I was surprised by the letters I’ve read so far – no real mention of the war beyond general terms, one mention to burn a letter because of the information in it. Mostly he followed the same interests then he had when I was around – classical music, model railroading, gardening, smoking. He wrote in late 1944 urging his younger brother not to enlist but stay in college since the war would be over before he would be in it.

Then it was back to San Diego, and when the war ended, San Francisco. The S-45 was decommissioned and he moved on to a fleet boat until he was discharged. I always got the impression that he enjoyed, or at least didn’t mind the wartime Navy, but he made it clear he hated the peacetime Navy. There were way to many pointless regulations, like having to be in dress whites to draw from stores on the tender. No doubt there was a certain amount of feeling that now that the war was over he wanted to get on with his life, and being in the Navy wasn’t part of it.

My father did what his generation did – they went off to war. Most had mundane jobs and saw little or no “action”. Some never came back. But by and large they did what was asked of them, whether it was a little or a lot. And when they got home, they didn’t talk about it, except amongst themselves.

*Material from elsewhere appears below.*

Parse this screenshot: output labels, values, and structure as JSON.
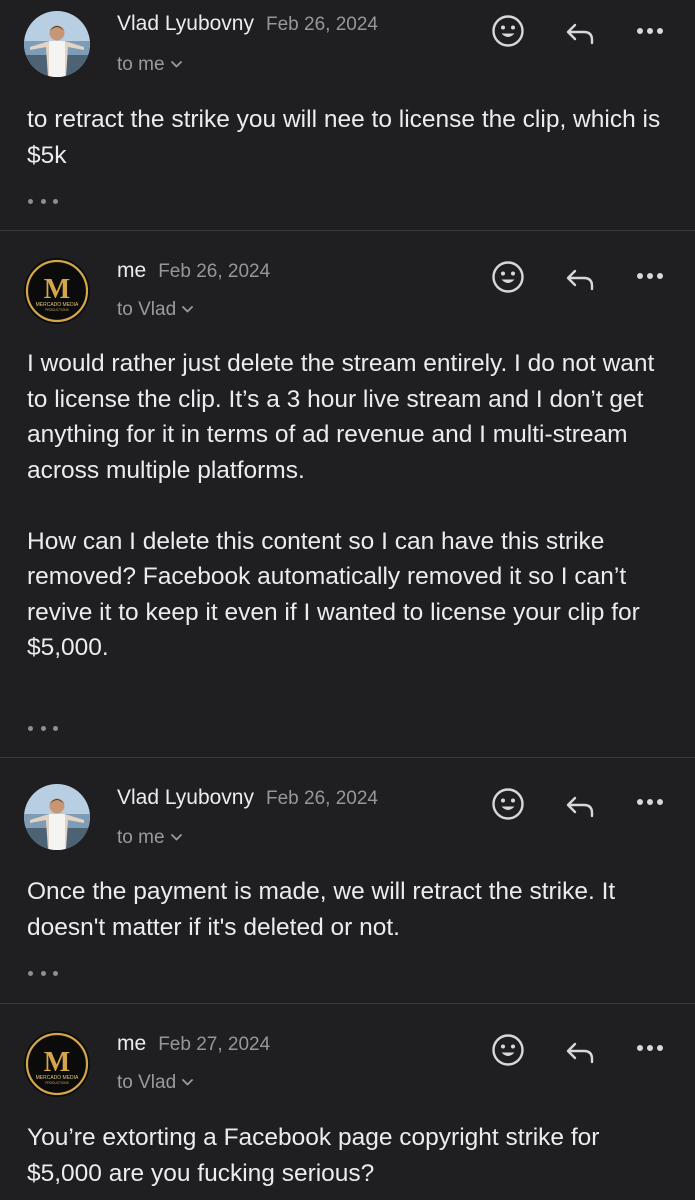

So to all of you who served, no matter how much was asked of you, thanks. And most especially to you, Pop.